| TASK GOAL |
The data below has to be returned exactly, down to the last character.

| Dataset rows describing interfaces |
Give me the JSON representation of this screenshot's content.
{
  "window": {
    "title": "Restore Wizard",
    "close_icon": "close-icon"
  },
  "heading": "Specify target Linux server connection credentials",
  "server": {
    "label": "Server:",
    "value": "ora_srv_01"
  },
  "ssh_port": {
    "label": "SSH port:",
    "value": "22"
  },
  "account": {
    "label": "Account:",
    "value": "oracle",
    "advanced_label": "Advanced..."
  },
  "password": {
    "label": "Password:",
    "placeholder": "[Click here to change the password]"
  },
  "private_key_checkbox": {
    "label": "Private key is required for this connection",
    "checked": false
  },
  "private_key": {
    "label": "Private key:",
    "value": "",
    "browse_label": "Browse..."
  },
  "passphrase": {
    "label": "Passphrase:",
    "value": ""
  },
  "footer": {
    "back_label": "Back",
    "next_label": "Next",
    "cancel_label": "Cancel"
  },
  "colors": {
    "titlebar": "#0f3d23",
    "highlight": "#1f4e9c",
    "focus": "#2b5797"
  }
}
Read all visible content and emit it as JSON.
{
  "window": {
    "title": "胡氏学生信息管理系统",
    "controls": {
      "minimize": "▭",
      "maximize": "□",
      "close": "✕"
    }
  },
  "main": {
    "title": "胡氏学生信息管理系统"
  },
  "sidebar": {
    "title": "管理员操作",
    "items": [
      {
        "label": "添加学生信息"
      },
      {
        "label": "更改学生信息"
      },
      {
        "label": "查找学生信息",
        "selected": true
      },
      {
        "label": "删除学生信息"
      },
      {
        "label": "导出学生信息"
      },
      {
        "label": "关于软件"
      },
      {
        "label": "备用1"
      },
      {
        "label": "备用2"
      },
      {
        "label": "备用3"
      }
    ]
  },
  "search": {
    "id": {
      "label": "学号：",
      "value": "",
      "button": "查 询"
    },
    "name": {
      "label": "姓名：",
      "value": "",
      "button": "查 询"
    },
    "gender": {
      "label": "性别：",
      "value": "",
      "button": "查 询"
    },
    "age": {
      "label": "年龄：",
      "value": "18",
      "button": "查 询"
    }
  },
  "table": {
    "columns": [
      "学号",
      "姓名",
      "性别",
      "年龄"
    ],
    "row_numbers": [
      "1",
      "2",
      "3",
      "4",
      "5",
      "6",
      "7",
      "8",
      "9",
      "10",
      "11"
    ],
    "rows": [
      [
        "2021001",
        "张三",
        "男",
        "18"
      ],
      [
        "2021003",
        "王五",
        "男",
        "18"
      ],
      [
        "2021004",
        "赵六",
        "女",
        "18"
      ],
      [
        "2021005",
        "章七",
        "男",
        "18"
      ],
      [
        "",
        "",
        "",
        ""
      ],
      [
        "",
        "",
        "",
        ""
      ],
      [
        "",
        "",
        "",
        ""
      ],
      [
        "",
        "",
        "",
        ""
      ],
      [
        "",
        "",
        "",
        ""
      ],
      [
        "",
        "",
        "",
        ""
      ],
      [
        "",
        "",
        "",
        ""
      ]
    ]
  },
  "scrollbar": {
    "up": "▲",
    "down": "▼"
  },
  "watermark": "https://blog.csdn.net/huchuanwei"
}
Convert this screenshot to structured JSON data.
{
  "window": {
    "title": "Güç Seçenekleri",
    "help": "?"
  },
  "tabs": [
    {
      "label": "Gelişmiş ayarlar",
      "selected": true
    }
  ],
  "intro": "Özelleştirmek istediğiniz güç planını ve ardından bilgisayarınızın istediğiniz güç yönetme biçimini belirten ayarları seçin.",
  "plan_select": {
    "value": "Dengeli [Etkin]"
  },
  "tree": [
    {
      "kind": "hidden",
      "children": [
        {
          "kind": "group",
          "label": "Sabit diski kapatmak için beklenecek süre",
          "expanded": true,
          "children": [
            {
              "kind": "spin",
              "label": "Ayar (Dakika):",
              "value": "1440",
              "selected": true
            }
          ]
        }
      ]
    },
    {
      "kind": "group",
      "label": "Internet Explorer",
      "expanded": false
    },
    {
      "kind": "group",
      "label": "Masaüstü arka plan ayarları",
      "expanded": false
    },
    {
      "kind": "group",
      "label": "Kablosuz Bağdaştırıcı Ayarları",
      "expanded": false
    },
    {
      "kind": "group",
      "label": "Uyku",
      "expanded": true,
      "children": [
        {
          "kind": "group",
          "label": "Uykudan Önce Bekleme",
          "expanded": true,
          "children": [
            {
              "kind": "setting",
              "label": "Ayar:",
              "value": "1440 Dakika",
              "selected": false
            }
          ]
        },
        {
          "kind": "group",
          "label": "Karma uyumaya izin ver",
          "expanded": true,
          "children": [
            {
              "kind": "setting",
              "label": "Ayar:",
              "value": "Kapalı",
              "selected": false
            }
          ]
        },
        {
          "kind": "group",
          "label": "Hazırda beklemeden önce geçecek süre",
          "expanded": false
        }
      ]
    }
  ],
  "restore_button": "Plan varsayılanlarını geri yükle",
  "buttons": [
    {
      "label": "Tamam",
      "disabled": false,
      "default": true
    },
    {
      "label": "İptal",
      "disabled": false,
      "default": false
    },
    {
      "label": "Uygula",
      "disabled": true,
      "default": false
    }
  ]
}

| PROBLEM SOLUTION |
Give me the JSON representation of this screenshot's content.
{
  "window": {
    "title": "Restore Wizard",
    "close_icon": "close-icon"
  },
  "heading": "Specify target Linux server connection credentials",
  "server": {
    "label": "Server:",
    "value": "ora_srv_01"
  },
  "ssh_port": {
    "label": "SSH port:",
    "value": "22"
  },
  "account": {
    "label": "Account:",
    "value": "oracle",
    "advanced_label": "Advanced..."
  },
  "password": {
    "label": "Password:",
    "placeholder": "[Click here to change the password]"
  },
  "private_key_checkbox": {
    "label": "Private key is required for this connection",
    "checked": false
  },
  "private_key": {
    "label": "Private key:",
    "value": "",
    "browse_label": "Browse..."
  },
  "passphrase": {
    "label": "Passphrase:",
    "value": ""
  },
  "footer": {
    "back_label": "Back",
    "next_label": "Next",
    "cancel_label": "Cancel"
  },
  "colors": {
    "titlebar": "#0f3d23",
    "highlight": "#1f4e9c",
    "focus": "#2b5797"
  }
}
Read all visible content and emit it as JSON.
{
  "window": {
    "title": "胡氏学生信息管理系统",
    "controls": {
      "minimize": "▭",
      "maximize": "□",
      "close": "✕"
    }
  },
  "main": {
    "title": "胡氏学生信息管理系统"
  },
  "sidebar": {
    "title": "管理员操作",
    "items": [
      {
        "label": "添加学生信息"
      },
      {
        "label": "更改学生信息"
      },
      {
        "label": "查找学生信息",
        "selected": true
      },
      {
        "label": "删除学生信息"
      },
      {
        "label": "导出学生信息"
      },
      {
        "label": "关于软件"
      },
      {
        "label": "备用1"
      },
      {
        "label": "备用2"
      },
      {
        "label": "备用3"
      }
    ]
  },
  "search": {
    "id": {
      "label": "学号：",
      "value": "",
      "button": "查 询"
    },
    "name": {
      "label": "姓名：",
      "value": "",
      "button": "查 询"
    },
    "gender": {
      "label": "性别：",
      "value": "",
      "button": "查 询"
    },
    "age": {
      "label": "年龄：",
      "value": "18",
      "button": "查 询"
    }
  },
  "table": {
    "columns": [
      "学号",
      "姓名",
      "性别",
      "年龄"
    ],
    "row_numbers": [
      "1",
      "2",
      "3",
      "4",
      "5",
      "6",
      "7",
      "8",
      "9",
      "10",
      "11"
    ],
    "rows": [
      [
        "2021001",
        "张三",
        "男",
        "18"
      ],
      [
        "2021003",
        "王五",
        "男",
        "18"
      ],
      [
        "2021004",
        "赵六",
        "女",
        "18"
      ],
      [
        "2021005",
        "章七",
        "男",
        "18"
      ],
      [
        "",
        "",
        "",
        ""
      ],
      [
        "",
        "",
        "",
        ""
      ],
      [
        "",
        "",
        "",
        ""
      ],
      [
        "",
        "",
        "",
        ""
      ],
      [
        "",
        "",
        "",
        ""
      ],
      [
        "",
        "",
        "",
        ""
      ],
      [
        "",
        "",
        "",
        ""
      ]
    ]
  },
  "scrollbar": {
    "up": "▲",
    "down": "▼"
  },
  "watermark": "https://blog.csdn.net/huchuanwei"
}
Convert this screenshot to structured JSON data.
{
  "window": {
    "title": "Güç Seçenekleri",
    "help": "?"
  },
  "tabs": [
    {
      "label": "Gelişmiş ayarlar",
      "selected": true
    }
  ],
  "intro": "Özelleştirmek istediğiniz güç planını ve ardından bilgisayarınızın istediğiniz güç yönetme biçimini belirten ayarları seçin.",
  "plan_select": {
    "value": "Dengeli [Etkin]"
  },
  "tree": [
    {
      "kind": "hidden",
      "children": [
        {
          "kind": "group",
          "label": "Sabit diski kapatmak için beklenecek süre",
          "expanded": true,
          "children": [
            {
              "kind": "spin",
              "label": "Ayar (Dakika):",
              "value": "1440",
              "selected": true
            }
          ]
        }
      ]
    },
    {
      "kind": "group",
      "label": "Internet Explorer",
      "expanded": false
    },
    {
      "kind": "group",
      "label": "Masaüstü arka plan ayarları",
      "expanded": false
    },
    {
      "kind": "group",
      "label": "Kablosuz Bağdaştırıcı Ayarları",
      "expanded": false
    },
    {
      "kind": "group",
      "label": "Uyku",
      "expanded": true,
      "children": [
        {
          "kind": "group",
          "label": "Uykudan Önce Bekleme",
          "expanded": true,
          "children": [
            {
              "kind": "setting",
              "label": "Ayar:",
              "value": "1440 Dakika",
              "selected": false
            }
          ]
        },
        {
          "kind": "group",
          "label": "Karma uyumaya izin ver",
          "expanded": true,
          "children": [
            {
              "kind": "setting",
              "label": "Ayar:",
              "value": "Kapalı",
              "selected": false
            }
          ]
        },
        {
          "kind": "group",
          "label": "Hazırda beklemeden önce geçecek süre",
          "expanded": false
        }
      ]
    }
  ],
  "restore_button": "Plan varsayılanlarını geri yükle",
  "buttons": [
    {
      "label": "Tamam",
      "disabled": false,
      "default": true
    },
    {
      "label": "İptal",
      "disabled": false,
      "default": false
    },
    {
      "label": "Uygula",
      "disabled": true,
      "default": false
    }
  ]
}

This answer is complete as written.